John, the narrator’s controlling, but loving, husband represents the atypical man of the time. He wants his wife to get better and to be able to fill the role of the perfect wife that society expected from her. John, being a doctor, did not quite believe that her mental illness was out of her control and insisted on
In both, Nathanial Hawthorne’s “Young Goodman Brown” and Edgar Allen Poe’s “The Fall of the House of Usher” the protagonists, Young Goodman Brown and the narrator experience a journey into the subconscious. Both stories have an overlap that blurs the boundaries of reality and fantasy. It is truly the supernatural aspects of these two stories that force the protagonists and the reader to delve into the realm of the subconscious and to scrutinize good versus evil and real versus imaginary.

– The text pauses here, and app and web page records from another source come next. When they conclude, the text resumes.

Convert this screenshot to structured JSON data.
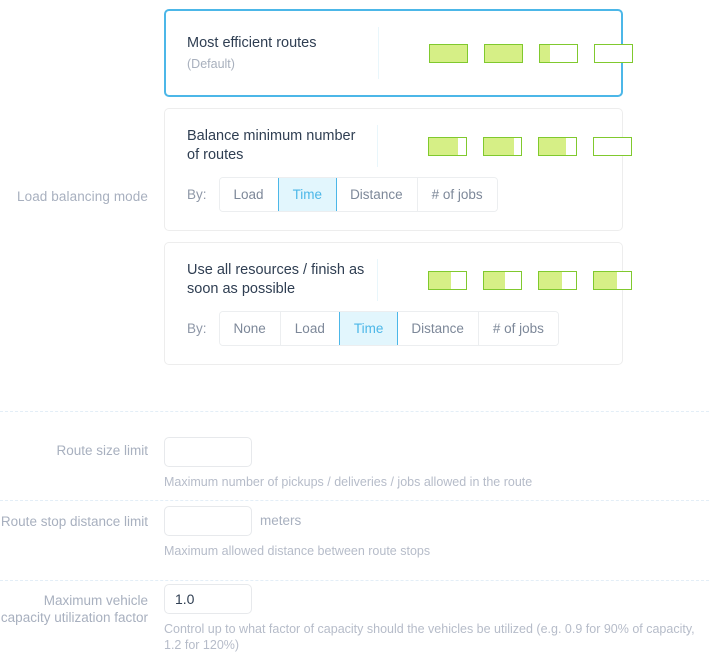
{
  "load_balancing": {
    "label": "Load balancing mode",
    "by_label": "By:",
    "modes": [
      {
        "title": "Most efficient routes",
        "subtitle": "(Default)",
        "selected": true,
        "bars": [
          100,
          100,
          26,
          0
        ],
        "options": []
      },
      {
        "title": "Balance minimum number of routes",
        "subtitle": "",
        "selected": false,
        "bars": [
          78,
          80,
          72,
          0
        ],
        "options": [
          "Load",
          "Time",
          "Distance",
          "# of jobs"
        ],
        "selected_option": "Time"
      },
      {
        "title": "Use all resources / finish as soon as possible",
        "subtitle": "",
        "selected": false,
        "bars": [
          60,
          58,
          62,
          62
        ],
        "options": [
          "None",
          "Load",
          "Time",
          "Distance",
          "# of jobs"
        ],
        "selected_option": "Time"
      }
    ]
  },
  "fields": [
    {
      "label": "Route size limit",
      "value": "",
      "unit": "",
      "helper": "Maximum number of pickups / deliveries / jobs allowed in the route"
    },
    {
      "label": "Route stop distance limit",
      "value": "",
      "unit": "meters",
      "helper": "Maximum allowed distance between route stops"
    },
    {
      "label": "Maximum vehicle capacity utilization factor",
      "value": "1.0",
      "unit": "",
      "helper": "Control up to what factor of capacity should the vehicles be utilized (e.g. 0.9 for 90% of capacity, 1.2 for 120%)"
    }
  ],
  "colors": {
    "accent_blue": "#4cb7e8",
    "accent_blue_bg": "#e2f6fd",
    "bar_border_green": "#80c92e",
    "bar_fill_green": "#d6ef86",
    "label_gray": "#a8b0bf",
    "title_navy": "#2f3e52"
  }
}
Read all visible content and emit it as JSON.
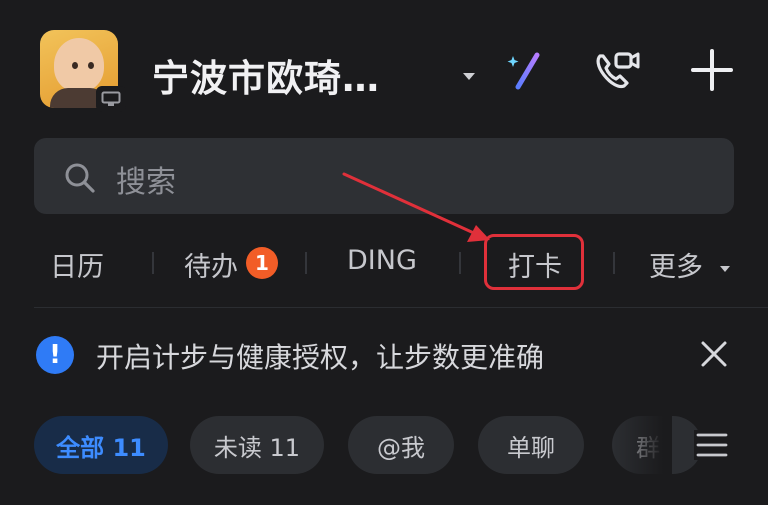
{
  "header": {
    "title": "宁波市欧琦…",
    "icons": [
      "dropdown-caret-icon",
      "ai-magic-wand-icon",
      "video-call-icon",
      "add-icon"
    ]
  },
  "search": {
    "placeholder": "搜索"
  },
  "tabs": [
    {
      "label": "日历"
    },
    {
      "label": "待办",
      "badge": "1"
    },
    {
      "label": "DING"
    },
    {
      "label": "打卡",
      "highlighted": true
    },
    {
      "label": "更多"
    }
  ],
  "notice": {
    "text": "开启计步与健康授权，让步数更准确"
  },
  "filters": [
    {
      "label": "全部 11",
      "active": true
    },
    {
      "label": "未读 11"
    },
    {
      "label": "@我"
    },
    {
      "label": "单聊"
    },
    {
      "label": "群"
    }
  ],
  "colors": {
    "background": "#1b1b1d",
    "accent": "#3d8cff",
    "badge": "#f25d27",
    "annotation": "#e0303a"
  }
}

In both The Fall of the House of Usher and The Yellow Wallpaper both of the main characters deteriorate into madness. The authors spend a heavy amount of time on characterization and setting, so much that the settings become reflections of the characters. By using suspense, an isolated setting, and the loss of a sense of family the authors show the effect it can have on individuals. In The Fall of the House of Usher the narrator describes the intense, Gothic scene of the house. This creates an atmosphere of gloom and sadness.